Sometimes public opinion doesn't flow smoothly; it shifts sharply when a tipping point is reached. Case in point: gas prices. $3 a gallon gas didn't change anybody's mind about energy issues. $4 a gallon gas did. Evidently, the experience of paying more than $50 for a tankful gets people thinking we should stop worrying so much about global warming and the environmental dangers of oil wells on the outer continental shelf and in Alaska. Drill now! Nuke the caribou!
Our system of divided government and litigation-friendly regulation makes it hard for our society to do things and easy for adroit lobbyists and lawyers to stop them. Nations with more centralized power and less democratic accountability find it easier: France and Japan generate most of their electricity by nuclear power and Chicago, where authority is more centralized and accountability less robust than in most of the country, depends more on nuclear power than almost all the rest of the nation.
In contrast, lobbyists and litigators for environmental restriction groups have produced energy policies that I suspect future generations will regard as lunatic. We haven't built a new nuclear plant for some 30 years, since a Jane Fonda movie exaggerated their dangers. We have allowed states to ban oil drilling on the outer continental shelf, prompted by the failure of 40- or 50-year-old technology in Santa Barbara, Calif., in 1969, though current technology is much better, as shown by the lack of oil spills in the waters off Louisiana and Mississippi during Hurricane Katrina.
We have banned oil drilling on a very small portion of the Arctic National Wildlife Refuge that is godforsaken tundra (I have been to the North Slope oil fields, similar terrain -- I know) for fear of disturbing a herd of caribou -- a species of hoofed animals that is in no way endangered or scarce.
The ANWR ban is the work of environmental restriction groups that depend on direct-mail fundraising to pay their bills and keep their jobs. That means they must always claim the sky is falling. They can't get people to send a check or mouse-click a donation because they did a good job, the restrictions they imposed on the Alaska pipeline in the 1970s have done a good job in preserving the environment or because clean air acts of the past have vastly reduced air pollution.

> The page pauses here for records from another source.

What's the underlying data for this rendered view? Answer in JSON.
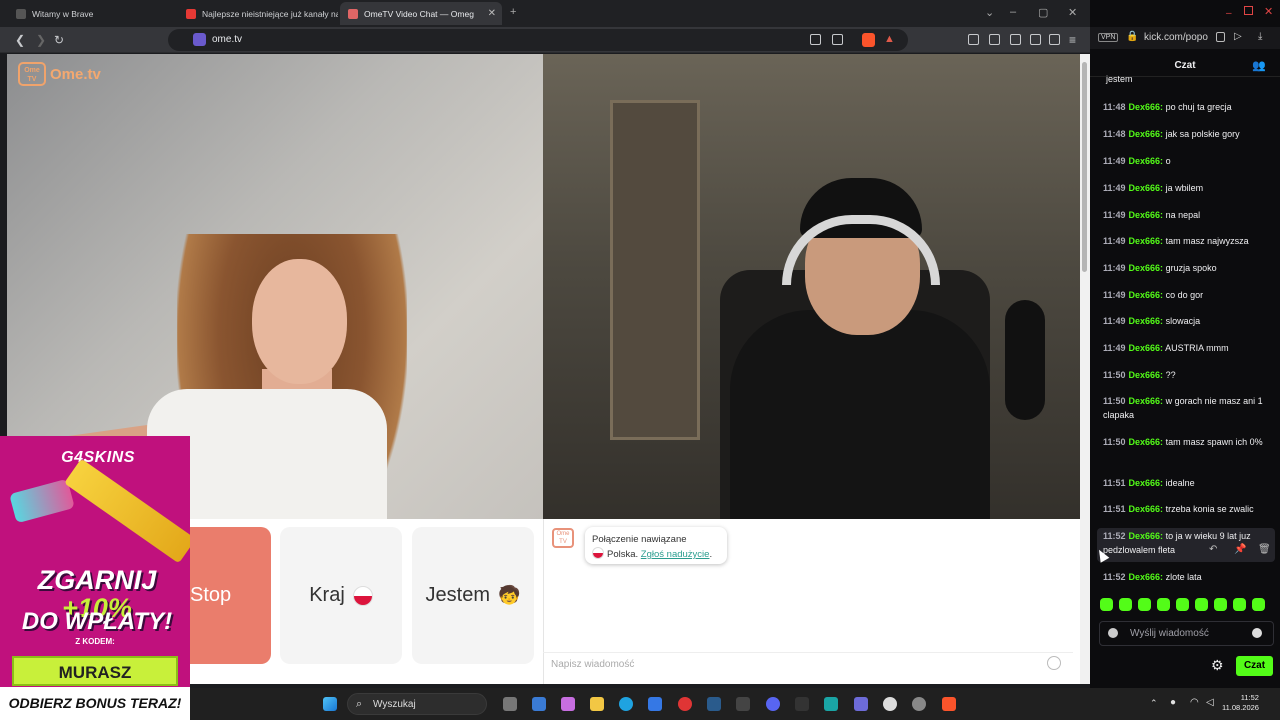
{
  "tabs": [
    {
      "title": "Witamy w Brave"
    },
    {
      "title": "Najlepsze nieistniejące już kanały na"
    },
    {
      "title": "OmeTV Video Chat — Omeg"
    }
  ],
  "address": {
    "url": "ome.tv"
  },
  "site": {
    "logo_small": "Ome TV",
    "logo_text": "Ome.tv"
  },
  "controls": {
    "stop_label": "Stop",
    "country_label": "Kraj",
    "gender_label": "Jestem",
    "gender_emoji": "🧒"
  },
  "chat": {
    "status_line": "Połączenie nawiązane",
    "country": "Polska.",
    "report_link": "Zgłoś nadużycie",
    "report_suffix": ".",
    "input_placeholder": "Napisz wiadomość",
    "icon_text": "Ome TV"
  },
  "ad": {
    "brand": "G4SKINS",
    "headline_1": "ZGARNIJ",
    "headline_bonus": "+10%",
    "headline_2": "DO WPŁATY!",
    "code_label": "Z KODEM:",
    "code": "MURASZ",
    "cta": "ODBIERZ BONUS TERAZ!"
  },
  "taskbar": {
    "search_label": "Wyszukaj",
    "time": "11:52",
    "date": "11.08.2026"
  },
  "kick": {
    "url": "kick.com/popo",
    "vpn": "VPN",
    "panel_title": "Czat",
    "send_placeholder": "Wyślij wiadomość",
    "send_button": "Czat",
    "messages": [
      {
        "time": "",
        "user": "",
        "text": "jestem"
      },
      {
        "time": "11:48",
        "user": "Dex666:",
        "text": "po chuj ta grecja"
      },
      {
        "time": "11:48",
        "user": "Dex666:",
        "text": "jak sa polskie gory"
      },
      {
        "time": "11:49",
        "user": "Dex666:",
        "text": "o"
      },
      {
        "time": "11:49",
        "user": "Dex666:",
        "text": "ja wbilem"
      },
      {
        "time": "11:49",
        "user": "Dex666:",
        "text": "na nepal"
      },
      {
        "time": "11:49",
        "user": "Dex666:",
        "text": "tam masz najwyzsza"
      },
      {
        "time": "11:49",
        "user": "Dex666:",
        "text": "gruzja spoko"
      },
      {
        "time": "11:49",
        "user": "Dex666:",
        "text": "co do gor"
      },
      {
        "time": "11:49",
        "user": "Dex666:",
        "text": "slowacja"
      },
      {
        "time": "11:49",
        "user": "Dex666:",
        "text": "AUSTRIA mmm"
      },
      {
        "time": "11:50",
        "user": "Dex666:",
        "text": "??"
      },
      {
        "time": "11:50",
        "user": "Dex666:",
        "text": "w gorach nie masz ani 1 clapaka"
      },
      {
        "time": "11:50",
        "user": "Dex666:",
        "text": "tam masz spawn ich 0%"
      },
      {
        "time": "11:51",
        "user": "Dex666:",
        "text": "idealne"
      },
      {
        "time": "11:51",
        "user": "Dex666:",
        "text": "trzeba konia se zwalic"
      },
      {
        "time": "11:52",
        "user": "Dex666:",
        "text": "to ja w wieku 9 lat juz pedzlowalem fleta"
      },
      {
        "time": "11:52",
        "user": "Dex666:",
        "text": "zlote lata"
      }
    ]
  }
}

ANWR is a precious cause for them because it can be portrayed (dishonestly) as a national treasure and because the pressure for drilling there has been unrelenting. Democrats have enlisted solidly in their army, and they have also been able to recruit Republicans who wanted to get good environmental scorecards to impress enviro-conscious voters in states like Florida, New Jersey and Minnesota.